There's Still Time for the California Energy Commission to Fix the Drought Rebate Program
In the flurry of bills that were passed before the California Legislature adjourned for the year, one critical program was overlooked--the California Energy Commission's recently proposed clothes washer replacement rebate program, which would have provided a $100 rebate to households that replace their old clothes washer with a new ENERGY STAR model. The Energy Commission conservatively estimates that this program would have saved more than 664 million gallons of water each year (or enough water to do more than 51 million loads of laundry)--a significant amount of water during what is the most severe drought that California has seen in at least 1,200 years. The rebate program also would have led to significant energy savings and by doing so, reduced more than 10,000 metric tons of carbon emissions each year.
Unfortunately, funding for this much-needed program got tied up in broader discussions about how cap-and-trade auction revenue should be spent on California's transportation infrastructure. We will now likely have to wait until next year for funding to be appropriated before the rebate program can launch. In the interim, hundreds of millions of gallons of precious drinking water will needlessly go to waste.
This legislative misstep, however, provides an opportunity for the Energy Commission to make a much-needed change to the program that will increase water and energy savings. In recent comments, we strongly urged the Energy Commission to reconsider its decision not to require rebate applicants to submit documentation showing proper recycling of their old appliance. Such a requirement is necessary to ensure that the program maximizes actual water and energy savings. While we support a simple rebate redemption process to encourage households to participate, the pursuit of simplicity should not undermine the core purpose of the rebate program, which is to save water during and after the drought.
This relatively simple additional step is necessary to ensure that old, inefficient clothes washers being replaced are properly recycled (i.e., scrapped) instead of transferred to other households where they continue to waste both water and energy. Industry surveys suggest that more than half of all old, working clothes washers being replaced are likely to find their way back into service. The transfers of old machines to other locations would negate much, if not all, of the appliance rebate program's water and energy savings.
Requiring this documentation would not be excessively burdensome to rebate applicants nor would it be unprecedented. Applicants will already be submitting supporting documentation, such as a sales receipt and proof-of-purchase, as part of the application process. Additionally, the state's previous Cash for Appliances program--which used federal stimulus funding back in 2010 to incentivize the purchase of more than 178,000 energy efficient appliances and equipment, including more than 88,000 ENERGY STAR clothes washers--required rebate applicants to submit documentation showing that their previous appliance was properly recycled. By all accounts, this program was fully successful and enormously popular, as more than $33 million in rebate funding was exhausted in the span of just eight months.
Staff at the Energy Commission should be commended for working feverishly since Governor Brown's April executive order to launch the rebate program without excessive delay. But the statewide rebate program envisioned in the Governor's executive order was intended to provide an incentive for the replacement of an inefficient washer currently in use, which means sending your old water-guzzling washer to the scrap pile instead of to your brother-in-law's house.

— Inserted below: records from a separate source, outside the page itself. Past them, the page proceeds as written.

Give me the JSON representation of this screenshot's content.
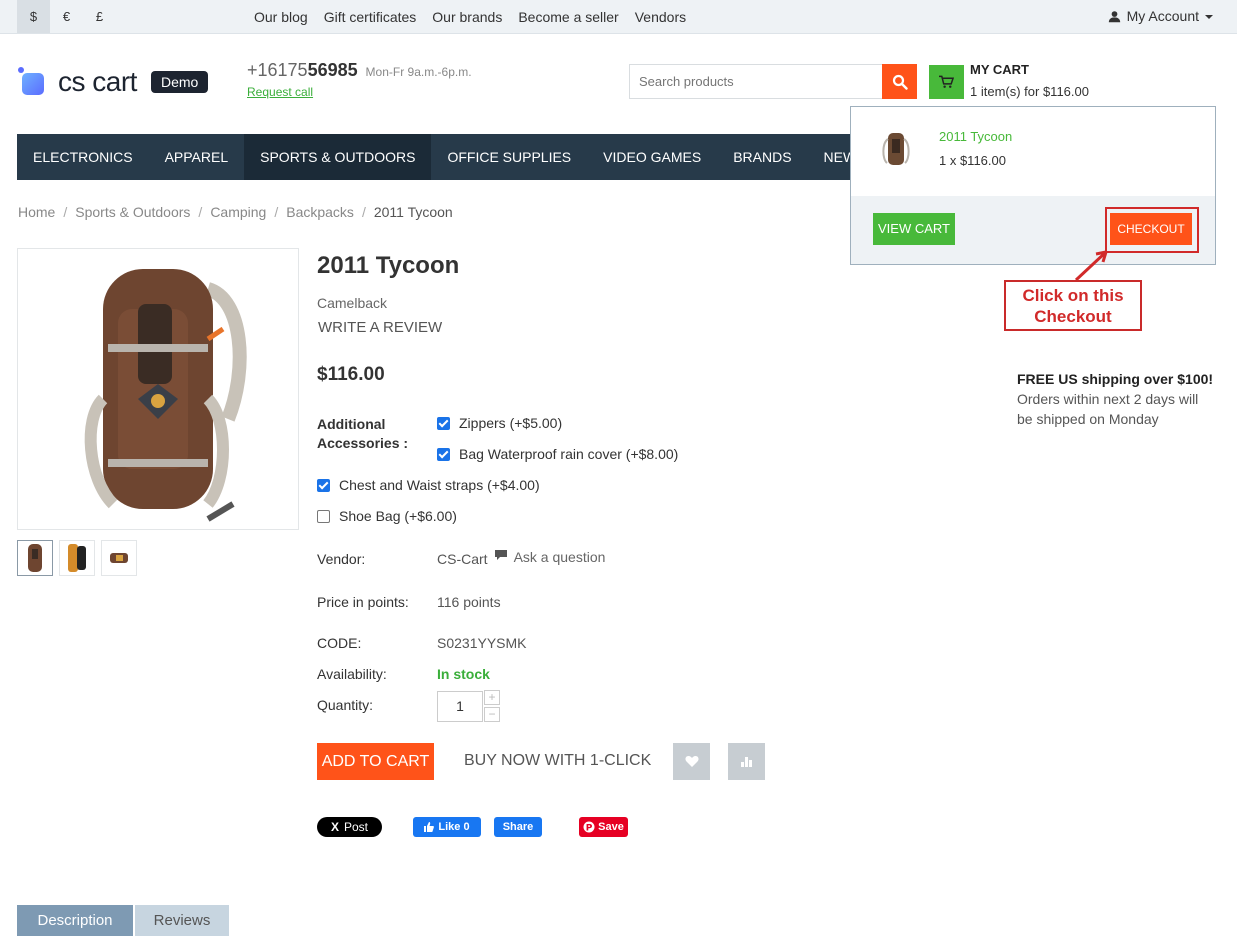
{
  "topbar": {
    "currencies": [
      "$",
      "€",
      "£"
    ],
    "links": [
      "Our blog",
      "Gift certificates",
      "Our brands",
      "Become a seller",
      "Vendors"
    ],
    "account": "My Account"
  },
  "header": {
    "logo_text": "cs cart",
    "demo_badge": "Demo",
    "phone_prefix": "+16175",
    "phone_main": "56985",
    "hours": "Mon-Fr 9a.m.-6p.m.",
    "request_call": "Request call",
    "search_placeholder": "Search products",
    "cart_title": "MY CART",
    "cart_summary": "1 item(s) for $116.00"
  },
  "nav": [
    "ELECTRONICS",
    "APPAREL",
    "SPORTS & OUTDOORS",
    "OFFICE SUPPLIES",
    "VIDEO GAMES",
    "BRANDS",
    "NEWEST"
  ],
  "cart_dropdown": {
    "item_name": "2011 Tycoon",
    "item_qty": "1 x $116.00",
    "view_cart": "VIEW CART",
    "checkout": "CHECKOUT"
  },
  "annotation": {
    "line1": "Click on this",
    "line2": "Checkout"
  },
  "breadcrumbs": [
    "Home",
    "Sports & Outdoors",
    "Camping",
    "Backpacks",
    "2011 Tycoon"
  ],
  "product": {
    "title": "2011 Tycoon",
    "brand": "Camelback",
    "write_review": "WRITE A REVIEW",
    "price": "$116.00",
    "accessories_label_1": "Additional",
    "accessories_label_2": "Accessories :",
    "options": [
      {
        "label": "Zippers (+$5.00)",
        "checked": true
      },
      {
        "label": "Bag Waterproof rain cover (+$8.00)",
        "checked": true
      },
      {
        "label": "Chest and Waist straps (+$4.00)",
        "checked": true
      },
      {
        "label": "Shoe Bag (+$6.00)",
        "checked": false
      }
    ],
    "vendor_label": "Vendor:",
    "vendor_value": "CS-Cart",
    "ask_question": "Ask a question",
    "points_label": "Price in points:",
    "points_value": "116 points",
    "code_label": "CODE:",
    "code_value": "S0231YYSMK",
    "availability_label": "Availability:",
    "availability_value": "In stock",
    "quantity_label": "Quantity:",
    "quantity_value": "1",
    "add_to_cart": "ADD TO CART",
    "buy_now": "BUY NOW WITH 1-CLICK"
  },
  "social": {
    "x_post": "Post",
    "fb_like": "Like 0",
    "fb_share": "Share",
    "pin_save": "Save"
  },
  "shipping": {
    "heading": "FREE US shipping over $100!",
    "line1": "Orders within next 2 days will",
    "line2": "be shipped on Monday"
  },
  "tabs": [
    "Description",
    "Reviews"
  ],
  "colors": {
    "accent_orange": "#ff5319",
    "accent_green": "#48b93a",
    "nav_bg": "#273a4a",
    "annotation_red": "#d12a2a"
  }
}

While the rebate program is on hold, the Energy Commission should use this opportunity to make sure that it gets all of the details right by requiring evidence of proper recycling of old washers. By doing so, we can be confident that the state will be getting the biggest bang for our energy- and water-saving bucks.